Reduction of GST and import duty on inputs for EVs is a positive step and will give a much needed boost to this product category, which is the future of mobility.
Saurabh Kumar, MD, EESL
Rajan S. Mathews, director general, Cellular Operators Association of India (COAI)
It is also heartening to note that the Budget has focused on evolving technologies like artificial intelligence, Big Data, robotics, etc, and acknowledges their critical role in the Indian economy in the coming years. We are hopeful that the government will also roll out specific measures to harness these technologies of the future so that Digital India reaches every segment of the economy.
The telecom industry has been a significant engine for GDP growth, rural inclusion, women empowerment, affordable communication services and ubiquitous connectivity. As such, the industry hoped the Union Budget would provide relief from the high taxes and fees on this industry. Given the importance of the industry in driving inclusive growth, we remain optimistic the government will provide the much needed financial relief and impetus to the industry in a post-Budget review.”
Pankaj Mohindroo, chairman, India Cellular and Electronics Association
Abhishek Kumar, regional director, South Asia, Oncam
Faisal Kawoosa, research analyst, TechArc
While it’s great to see the government suggesting measures that could bring forward India’s entry into the EV space to an earlier stage, the benefits can only be seen around a decade from now.
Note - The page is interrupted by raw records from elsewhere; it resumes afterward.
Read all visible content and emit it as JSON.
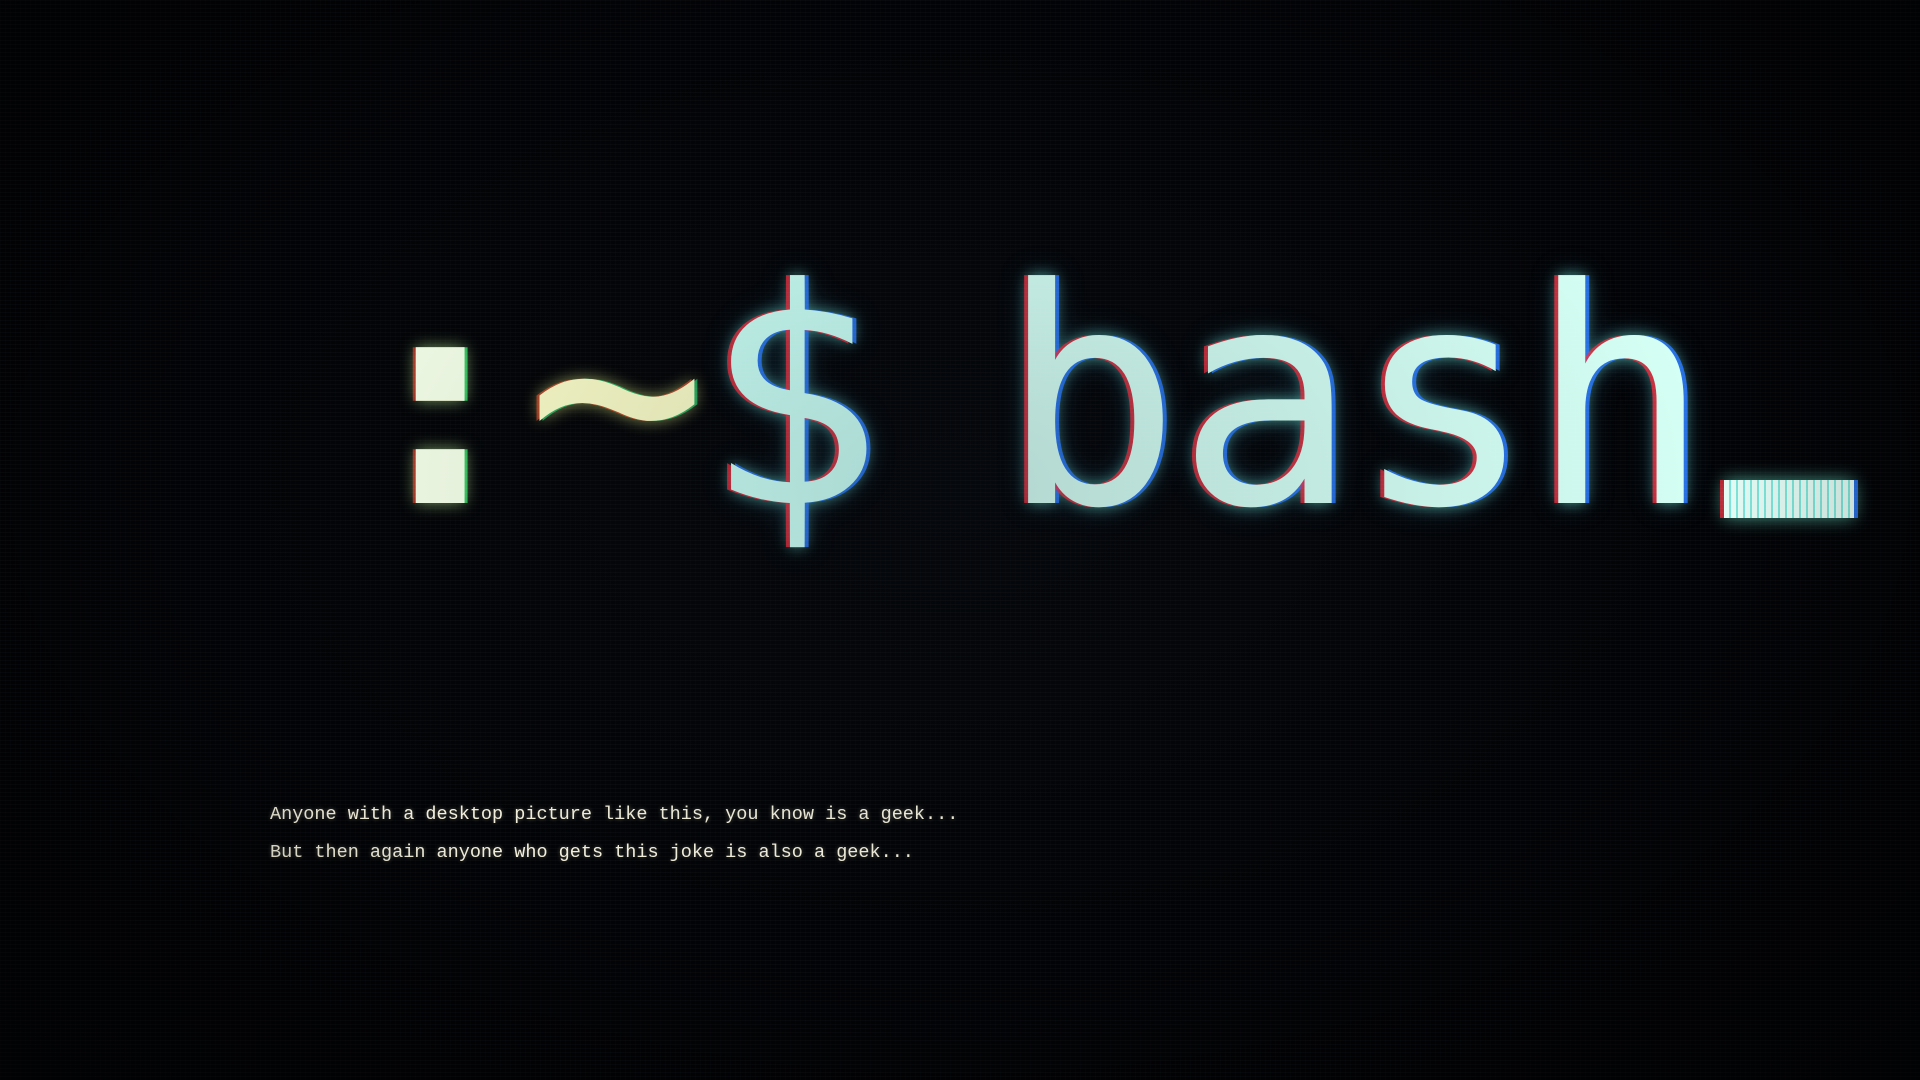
{
  "prompt": {
    "colon": ":",
    "tilde": "~",
    "dollar": "$",
    "command": "bash"
  },
  "caption": {
    "line1": "Anyone with a desktop picture like this, you know is a geek...",
    "line2": "But then again anyone who gets this joke is also a geek..."
  },
  "colors": {
    "background": "#020306",
    "text_glow": "#d8fff6",
    "caption_text": "#f3f0dc"
  }
}
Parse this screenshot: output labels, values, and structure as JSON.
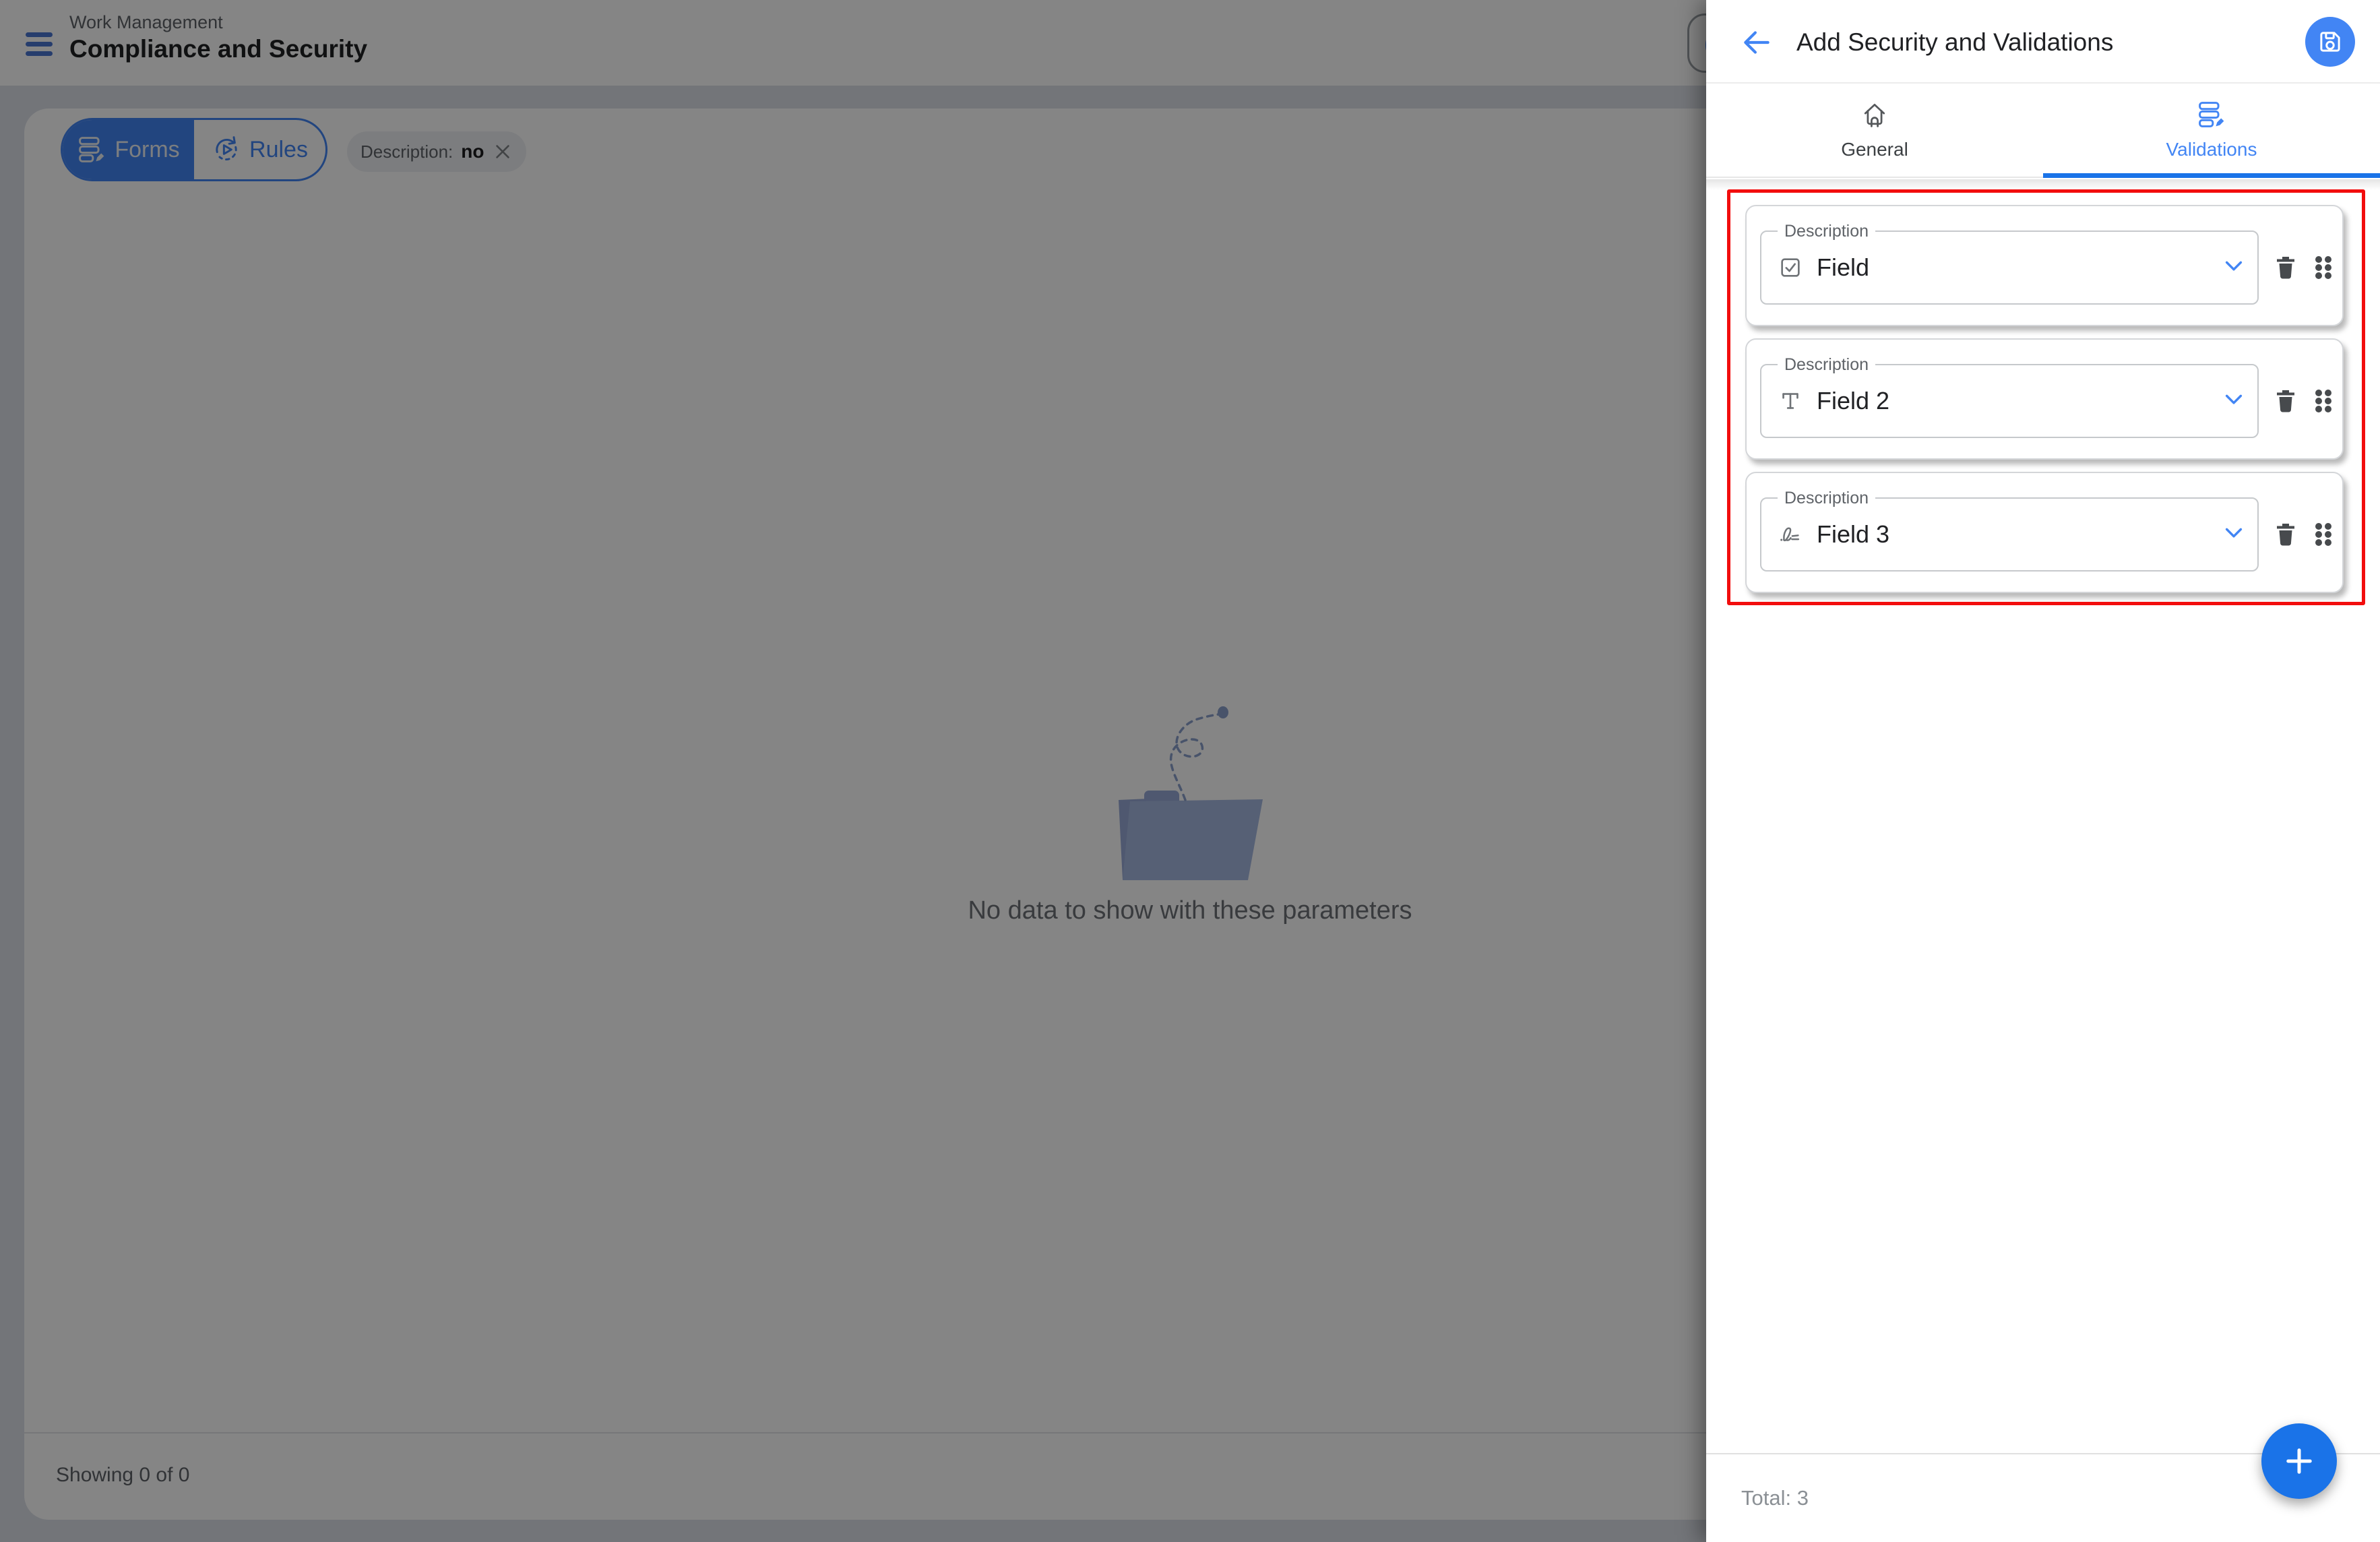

There is also a need to have something for the immediate to medium timeframe, which is completely missing from the Budget.
I don’t see anything that helps domestic CE firms, including makers of mobile phones and their accessories, to give their best for the next wave of electronics manufacturing in India. Tweaking the customs duty structure is a short term tactical approach and does not strengthen the fundamentals of the industry.”
Dr Keshab Panda, CEO and MD, L&T Technology Services
Arijit Biswas, co-founder, EnrichAI
Rajan Navani, vice chairman and MD, JetSynthesys
Rahul Sharma, managing director-India, LogMeIn
Sudhir Singh, managing director, Marg ERP Ltd
The Budget has also given a boost to the nation’s entrepreneurial spirit by extending the Stand-Up India scheme till 2025, the setting up of 80 livelihood business incubators and 20 technology business incubators to develop 75,000 skilled entrepreneurs in agro-rural industries, and by encouraging women entrepreneurs. There are several other measures to streamline labour laws, education, and the rental housing segment, which will have a direct impact on startups in the country.”
Tarun Bhalla, founder and CEO, Avishkaar
Anil Chaudhry, zone president and MD, Schneider Electric-India
There is a visible push for new age technologies and digital solutions as the Budget specifically mentioned the importance given to artificial intelligence, the Internet of Things, Big Data and Digital India – which are an integral part of the long term vision. With an eye to boost economic growth and Make in India, the proposal to launch a scheme to invite global companies to set up mega-manufacturing plants is laudable. All in all, it is encouraging to see the government’s continued focus on the following programmes – UJALA, Saubhagya and UDAY Yojana—as key initiatives for the nation’s economic growth, with an even greater focus on digitisation to boost the rural economy.”
Anil Gupta, CMD, KEI Industries Ltd